A little over 20 years ago, scientists figured out how to isolate the DNA of prehistoric humans from fossils, allowing them to study ancient genetic material and learn more about the development of our species. In 2022, a team from the Planck Institute in Leipzig, Germany followed in the footsteps of that development by discovering Neanderthal DNA in a cave in Belgium—a cave completely devoid of Neanderthal fossils. The scientists needed only scraps of DNA found in soil samples to characterize it as Neanderthal and study it in detail. As The Guardian reports, this technique represents a significant advance in the field of evolutionary biology.
What Can Scientists Learn From Ancient DNA?
By studying ancient DNA, scientists can uncover otherwise unknowable revelations about our ancestors and other human species. For example, by identifying genetic markers in DNA from the first farmers, we know that a distinct population known as basal Eurasians lived in the Middle East around 15,000 years ago, even without any physical evidence of their existence. DNA analysis has similarly shown that while much of the human genome is interspersed with Neanderthal DNA, there are genes in which no Neanderthal traces can be found, meaning the people who inherited the Neanderthal versions were stuck with some yet-unknown evolutionary disadvantage and died out as a result.
The Future of Ancient DNA Analysis
There remain huge gaps in our understanding of human evolution and archaic history, the mysterious disadvantage of Neanderthal genes being just one example. The ability to rigorously analyze small amounts of DNA opens a world of discoveries that bones and fossils could never have revealed, but which we are only beginning to shed light onto.

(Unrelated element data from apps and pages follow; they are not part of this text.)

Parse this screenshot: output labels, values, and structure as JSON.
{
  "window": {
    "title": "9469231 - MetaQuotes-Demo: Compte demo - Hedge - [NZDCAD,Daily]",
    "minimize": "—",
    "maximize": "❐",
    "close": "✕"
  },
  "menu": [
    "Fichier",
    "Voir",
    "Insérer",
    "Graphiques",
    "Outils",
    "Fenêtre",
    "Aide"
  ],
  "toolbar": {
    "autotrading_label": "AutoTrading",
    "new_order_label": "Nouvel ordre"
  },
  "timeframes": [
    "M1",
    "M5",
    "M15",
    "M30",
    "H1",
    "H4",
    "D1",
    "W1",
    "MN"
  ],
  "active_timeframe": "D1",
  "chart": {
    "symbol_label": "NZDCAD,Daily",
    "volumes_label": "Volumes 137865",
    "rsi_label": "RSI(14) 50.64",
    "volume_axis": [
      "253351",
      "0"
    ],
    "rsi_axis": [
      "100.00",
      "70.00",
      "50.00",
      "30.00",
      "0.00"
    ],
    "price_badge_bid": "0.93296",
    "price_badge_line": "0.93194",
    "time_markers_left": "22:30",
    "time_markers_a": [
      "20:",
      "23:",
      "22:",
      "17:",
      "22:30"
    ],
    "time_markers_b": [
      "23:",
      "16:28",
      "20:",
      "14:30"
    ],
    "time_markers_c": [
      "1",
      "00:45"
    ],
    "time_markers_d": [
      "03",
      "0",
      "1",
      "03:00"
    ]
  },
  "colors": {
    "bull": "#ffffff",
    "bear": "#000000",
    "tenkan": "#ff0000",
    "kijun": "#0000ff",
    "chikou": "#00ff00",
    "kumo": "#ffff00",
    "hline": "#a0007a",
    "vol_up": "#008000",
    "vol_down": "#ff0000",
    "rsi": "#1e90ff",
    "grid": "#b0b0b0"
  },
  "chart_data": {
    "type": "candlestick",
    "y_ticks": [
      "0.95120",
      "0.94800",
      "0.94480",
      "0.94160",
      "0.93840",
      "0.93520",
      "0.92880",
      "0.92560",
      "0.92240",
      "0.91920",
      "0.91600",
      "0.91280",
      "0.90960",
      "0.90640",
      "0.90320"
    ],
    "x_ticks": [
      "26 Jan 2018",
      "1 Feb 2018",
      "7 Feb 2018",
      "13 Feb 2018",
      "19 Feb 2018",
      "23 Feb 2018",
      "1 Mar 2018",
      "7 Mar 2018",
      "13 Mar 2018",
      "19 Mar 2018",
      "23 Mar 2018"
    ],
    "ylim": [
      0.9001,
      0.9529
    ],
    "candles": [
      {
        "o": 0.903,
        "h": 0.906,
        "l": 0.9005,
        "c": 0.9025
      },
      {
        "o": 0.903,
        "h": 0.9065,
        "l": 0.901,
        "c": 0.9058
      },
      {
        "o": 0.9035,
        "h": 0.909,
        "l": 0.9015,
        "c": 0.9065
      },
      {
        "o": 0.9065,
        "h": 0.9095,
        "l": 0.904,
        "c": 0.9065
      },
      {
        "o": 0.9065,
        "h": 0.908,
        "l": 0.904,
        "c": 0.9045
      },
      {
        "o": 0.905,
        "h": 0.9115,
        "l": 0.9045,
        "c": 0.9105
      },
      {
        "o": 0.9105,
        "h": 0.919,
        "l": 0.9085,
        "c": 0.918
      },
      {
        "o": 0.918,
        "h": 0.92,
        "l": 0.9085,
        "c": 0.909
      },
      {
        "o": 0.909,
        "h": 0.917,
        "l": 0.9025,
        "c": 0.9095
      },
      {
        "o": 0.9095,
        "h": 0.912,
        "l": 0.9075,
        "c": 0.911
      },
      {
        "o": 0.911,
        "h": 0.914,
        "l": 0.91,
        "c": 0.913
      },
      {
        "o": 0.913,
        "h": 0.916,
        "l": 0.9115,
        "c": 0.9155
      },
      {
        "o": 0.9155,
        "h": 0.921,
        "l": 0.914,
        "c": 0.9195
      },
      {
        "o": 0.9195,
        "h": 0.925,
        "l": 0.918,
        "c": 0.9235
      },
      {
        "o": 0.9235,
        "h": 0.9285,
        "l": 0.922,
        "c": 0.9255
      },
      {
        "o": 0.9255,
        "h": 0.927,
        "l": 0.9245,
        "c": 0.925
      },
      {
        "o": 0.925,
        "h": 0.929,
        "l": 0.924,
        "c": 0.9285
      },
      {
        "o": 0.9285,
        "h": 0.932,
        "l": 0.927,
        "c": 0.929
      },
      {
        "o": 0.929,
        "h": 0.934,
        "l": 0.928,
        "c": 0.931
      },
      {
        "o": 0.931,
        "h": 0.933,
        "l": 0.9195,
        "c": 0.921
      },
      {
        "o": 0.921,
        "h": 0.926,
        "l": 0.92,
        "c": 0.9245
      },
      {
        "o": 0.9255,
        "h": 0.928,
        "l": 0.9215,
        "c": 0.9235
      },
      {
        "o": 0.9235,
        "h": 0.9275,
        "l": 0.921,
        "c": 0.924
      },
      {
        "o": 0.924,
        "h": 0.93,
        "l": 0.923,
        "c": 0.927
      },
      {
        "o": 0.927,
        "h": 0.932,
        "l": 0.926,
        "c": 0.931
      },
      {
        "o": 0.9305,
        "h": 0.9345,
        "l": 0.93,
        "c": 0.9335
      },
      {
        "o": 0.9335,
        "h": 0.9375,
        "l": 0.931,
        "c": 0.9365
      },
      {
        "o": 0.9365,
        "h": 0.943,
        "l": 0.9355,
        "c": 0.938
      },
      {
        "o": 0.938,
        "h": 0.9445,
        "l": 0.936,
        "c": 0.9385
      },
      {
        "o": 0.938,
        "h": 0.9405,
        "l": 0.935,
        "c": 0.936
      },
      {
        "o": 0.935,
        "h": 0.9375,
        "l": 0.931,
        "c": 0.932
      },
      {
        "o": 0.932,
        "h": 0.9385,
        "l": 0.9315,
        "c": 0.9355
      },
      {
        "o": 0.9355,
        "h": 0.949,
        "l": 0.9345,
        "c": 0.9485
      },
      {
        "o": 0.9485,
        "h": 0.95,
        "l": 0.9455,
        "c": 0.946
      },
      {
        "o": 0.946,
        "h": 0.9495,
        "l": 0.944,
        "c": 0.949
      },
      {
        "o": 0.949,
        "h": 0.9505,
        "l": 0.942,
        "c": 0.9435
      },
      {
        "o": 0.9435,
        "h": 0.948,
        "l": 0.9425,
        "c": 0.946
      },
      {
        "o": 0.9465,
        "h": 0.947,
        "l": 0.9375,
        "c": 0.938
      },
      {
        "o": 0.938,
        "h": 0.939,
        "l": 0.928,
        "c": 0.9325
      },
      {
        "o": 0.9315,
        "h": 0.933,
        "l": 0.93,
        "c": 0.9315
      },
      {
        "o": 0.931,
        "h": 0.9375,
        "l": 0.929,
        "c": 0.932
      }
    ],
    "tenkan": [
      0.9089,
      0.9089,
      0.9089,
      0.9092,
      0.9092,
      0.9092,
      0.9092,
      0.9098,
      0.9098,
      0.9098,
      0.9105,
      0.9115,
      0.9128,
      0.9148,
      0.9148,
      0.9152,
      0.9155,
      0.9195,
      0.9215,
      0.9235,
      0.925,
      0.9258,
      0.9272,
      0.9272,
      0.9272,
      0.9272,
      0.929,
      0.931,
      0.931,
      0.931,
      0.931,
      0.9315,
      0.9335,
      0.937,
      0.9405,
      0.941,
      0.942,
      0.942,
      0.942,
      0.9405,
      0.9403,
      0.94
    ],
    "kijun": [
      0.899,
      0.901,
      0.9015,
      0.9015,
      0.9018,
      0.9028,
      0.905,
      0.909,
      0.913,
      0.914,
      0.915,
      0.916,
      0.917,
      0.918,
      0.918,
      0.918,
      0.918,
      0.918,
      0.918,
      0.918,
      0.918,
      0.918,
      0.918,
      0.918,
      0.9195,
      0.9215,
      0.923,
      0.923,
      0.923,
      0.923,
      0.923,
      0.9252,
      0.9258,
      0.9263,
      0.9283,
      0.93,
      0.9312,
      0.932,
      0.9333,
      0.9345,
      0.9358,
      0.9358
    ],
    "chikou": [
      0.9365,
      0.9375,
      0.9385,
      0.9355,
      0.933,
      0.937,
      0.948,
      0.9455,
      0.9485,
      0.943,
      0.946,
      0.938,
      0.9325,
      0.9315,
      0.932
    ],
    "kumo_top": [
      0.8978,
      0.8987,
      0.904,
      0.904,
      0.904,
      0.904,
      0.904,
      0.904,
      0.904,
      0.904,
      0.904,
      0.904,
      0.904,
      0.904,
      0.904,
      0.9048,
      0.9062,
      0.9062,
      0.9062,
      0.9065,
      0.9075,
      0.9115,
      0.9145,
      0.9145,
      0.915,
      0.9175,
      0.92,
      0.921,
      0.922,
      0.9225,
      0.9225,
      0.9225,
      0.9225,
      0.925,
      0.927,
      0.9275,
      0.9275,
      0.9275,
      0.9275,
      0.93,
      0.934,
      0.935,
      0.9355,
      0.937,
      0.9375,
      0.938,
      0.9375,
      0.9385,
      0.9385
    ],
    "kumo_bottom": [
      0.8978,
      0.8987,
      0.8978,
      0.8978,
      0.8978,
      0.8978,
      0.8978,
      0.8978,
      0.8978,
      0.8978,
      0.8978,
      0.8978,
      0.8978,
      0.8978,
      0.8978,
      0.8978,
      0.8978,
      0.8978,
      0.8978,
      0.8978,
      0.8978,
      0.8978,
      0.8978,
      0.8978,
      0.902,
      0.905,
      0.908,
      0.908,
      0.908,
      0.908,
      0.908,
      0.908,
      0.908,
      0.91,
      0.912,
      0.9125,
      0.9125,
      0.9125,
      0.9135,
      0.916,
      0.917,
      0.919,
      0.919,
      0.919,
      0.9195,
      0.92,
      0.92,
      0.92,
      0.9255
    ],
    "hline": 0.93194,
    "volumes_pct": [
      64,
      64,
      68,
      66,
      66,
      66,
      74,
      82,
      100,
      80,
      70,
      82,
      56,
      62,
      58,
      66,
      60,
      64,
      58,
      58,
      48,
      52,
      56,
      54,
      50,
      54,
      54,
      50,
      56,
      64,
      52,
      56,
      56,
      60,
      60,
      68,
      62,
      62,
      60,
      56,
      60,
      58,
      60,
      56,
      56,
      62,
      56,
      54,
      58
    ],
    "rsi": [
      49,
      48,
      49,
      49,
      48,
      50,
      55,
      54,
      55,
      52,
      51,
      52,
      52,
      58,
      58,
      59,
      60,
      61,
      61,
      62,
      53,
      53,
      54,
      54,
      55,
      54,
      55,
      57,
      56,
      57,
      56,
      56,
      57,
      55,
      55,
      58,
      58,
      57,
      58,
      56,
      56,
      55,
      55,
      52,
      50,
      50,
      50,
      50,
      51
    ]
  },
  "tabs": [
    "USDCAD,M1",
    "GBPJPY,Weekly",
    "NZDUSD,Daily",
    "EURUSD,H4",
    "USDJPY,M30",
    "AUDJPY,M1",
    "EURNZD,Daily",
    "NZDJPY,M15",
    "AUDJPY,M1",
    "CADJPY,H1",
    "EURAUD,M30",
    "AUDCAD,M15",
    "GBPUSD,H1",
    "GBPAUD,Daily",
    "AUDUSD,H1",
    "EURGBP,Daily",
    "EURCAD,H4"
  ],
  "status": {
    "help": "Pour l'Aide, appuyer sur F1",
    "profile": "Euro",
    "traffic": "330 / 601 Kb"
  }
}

Further progress using these techniques will teach us more not only about how early humans migrated and interacted, but how exactly they evolved, and likewise how they gave rise to the humans that walk the planet today.